We had the good fortune of connecting with Sapphire Sandalo and we’ve shared our conversation below.
Hi Sapphire, can you tell us about a book that has had a meaningful impact on you?
I really enjoyed Elizabeth Gilbert’s “Big Magic.” There were many things that stuck with me, like how she believes that we don’t own ideas but rather they come to us, and if we don’t use it, it will move onto someone else. But the one that I think about often is her advice to follow your curiosity, not your passion. If you follow your passion, you will find yourself tired and burned out very easily and often. But if you follow your curiosity, it will continuously lead you down new paths. I think this is really important for working creatives to keep in mind because we’ve been raised with the cliche of “do what you love and you’ll never work a day in your life,” but that has always led me to end up hating what I loved! I still have my set of core things that I am passionate about – animation, ghost stories – but when it comes to the details, I allow myself to venture into new territories to keep things interesting for me.
Alright, so let’s move onto what keeps you busy professionally?

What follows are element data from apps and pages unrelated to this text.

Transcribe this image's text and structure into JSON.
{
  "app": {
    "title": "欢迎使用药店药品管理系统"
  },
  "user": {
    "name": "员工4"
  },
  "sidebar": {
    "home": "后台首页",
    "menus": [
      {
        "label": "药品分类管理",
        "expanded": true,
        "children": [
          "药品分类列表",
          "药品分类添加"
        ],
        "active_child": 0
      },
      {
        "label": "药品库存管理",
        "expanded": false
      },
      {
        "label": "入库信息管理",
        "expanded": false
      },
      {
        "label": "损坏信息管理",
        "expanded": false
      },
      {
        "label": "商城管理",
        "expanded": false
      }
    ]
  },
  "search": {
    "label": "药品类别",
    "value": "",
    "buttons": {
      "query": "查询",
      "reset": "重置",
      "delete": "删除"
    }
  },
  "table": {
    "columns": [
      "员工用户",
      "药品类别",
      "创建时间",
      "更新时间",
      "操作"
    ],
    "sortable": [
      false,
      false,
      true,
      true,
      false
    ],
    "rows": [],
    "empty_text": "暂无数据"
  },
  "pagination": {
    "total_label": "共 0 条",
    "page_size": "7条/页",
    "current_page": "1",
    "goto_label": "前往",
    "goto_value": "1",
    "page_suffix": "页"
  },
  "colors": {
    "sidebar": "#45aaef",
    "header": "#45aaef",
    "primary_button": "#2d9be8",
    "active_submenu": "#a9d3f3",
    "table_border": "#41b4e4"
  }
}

I’d always known that I wanted to have a creative career, but I didn’t know the specifics. I ended up majoring in Animation in college because it combined everything I loved: drawing and storytelling. I had always thought that my ultimate dream was to work at a major studio like Disney or Pixar, but once I started working in the industry (on obscure TV shows and commercials) I realized that working in the studio system may not be that fulfilling. It’s really important for me to put my skills towards stories that I believe in and care about, and that wasn’t going to happen working on other people’s shows. When I was in a particularly long period of unemployment, I decided to explore other career options. It was this exploration that led me to a YouTube channel that eventually hired me to create my own web series, and that’s when everything changed for me. I have since left that channel and am pursuing a career as an independent creator. I’m not going to lie – it is HARD. And I’m so thankful to have a partner who can financially assist me while I make this transition, a privilege not everyone has. But I have never been more excited about work than I am now – I work harder because I have no other choice but to make this work. A stark contrast from when I could clock in at a studio, do some half-assed work, and clock out.
If you had a friend visiting you, what are some of the local spots you’d want to take them around to?
It has been so long since I’ve gone out so it feels weird thinking about this, and I’m not even sure if all these places are still in operation! But my go-to’s for activities are usually karaoke at Max Karaoke in Little Tokyo (they have the best song selection hands down), drinks and games at Button Mash, hiking at Griffith Park. I’m not a fan of crowded bars so Angel City Brewery was always a staple since it’s so spacious and we could bring a large group no problem.
Shoutout is all about shouting out others who you feel deserve additional recognition and exposure. Who would you like to shoutout?
My grandpa used to share the most amazing stories from when he lived in the Philippines. You name it, he’d encountered it – giants, fairies, ghosts, witches. His stories ignited my passion for ghost stories and folklore, and have inspired everything I do today. He is no longer with us, but if his stories have taught me anything, it’s that he is still present in my life, making his presence known from the other side. I’d also like to shout out Lyn Pacificar, Filipino shaman and owner of Herbalaria, for being instrumental to my spiritual journey, as well as Manong Lane Wilcken, who I received batok from in October 2020.